<<<<

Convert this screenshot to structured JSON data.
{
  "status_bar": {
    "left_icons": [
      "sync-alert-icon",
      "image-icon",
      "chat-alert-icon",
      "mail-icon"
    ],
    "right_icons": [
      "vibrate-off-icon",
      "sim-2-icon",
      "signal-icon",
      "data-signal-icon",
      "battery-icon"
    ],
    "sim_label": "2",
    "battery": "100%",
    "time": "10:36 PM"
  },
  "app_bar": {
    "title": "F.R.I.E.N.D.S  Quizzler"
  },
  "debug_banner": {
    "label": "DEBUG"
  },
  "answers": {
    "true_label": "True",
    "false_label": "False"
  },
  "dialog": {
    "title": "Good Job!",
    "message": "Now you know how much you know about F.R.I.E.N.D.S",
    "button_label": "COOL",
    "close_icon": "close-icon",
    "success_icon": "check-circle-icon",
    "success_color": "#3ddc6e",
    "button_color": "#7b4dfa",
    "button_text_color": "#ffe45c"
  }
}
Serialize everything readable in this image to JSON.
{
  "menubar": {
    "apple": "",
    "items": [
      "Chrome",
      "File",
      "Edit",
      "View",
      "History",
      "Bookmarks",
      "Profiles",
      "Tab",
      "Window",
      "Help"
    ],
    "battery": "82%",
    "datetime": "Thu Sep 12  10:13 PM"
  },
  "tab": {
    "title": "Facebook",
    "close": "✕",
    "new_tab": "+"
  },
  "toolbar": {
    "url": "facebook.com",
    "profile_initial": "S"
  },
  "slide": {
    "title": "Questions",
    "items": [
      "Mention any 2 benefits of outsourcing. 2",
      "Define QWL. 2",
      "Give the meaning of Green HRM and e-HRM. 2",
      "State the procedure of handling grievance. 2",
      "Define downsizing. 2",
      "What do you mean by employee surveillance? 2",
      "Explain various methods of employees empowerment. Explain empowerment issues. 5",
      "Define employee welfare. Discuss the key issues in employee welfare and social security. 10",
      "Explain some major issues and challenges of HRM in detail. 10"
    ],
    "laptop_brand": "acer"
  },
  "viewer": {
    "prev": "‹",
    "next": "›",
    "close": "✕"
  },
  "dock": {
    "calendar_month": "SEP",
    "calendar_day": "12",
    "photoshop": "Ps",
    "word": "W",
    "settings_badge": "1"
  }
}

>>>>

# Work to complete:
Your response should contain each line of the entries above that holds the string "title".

# Exercise answer:
    "title": "F.R.I.E.N.D.S  Quizzler"
    "title": "Good Job!",
    "title": "Facebook",
    "title": "Questions",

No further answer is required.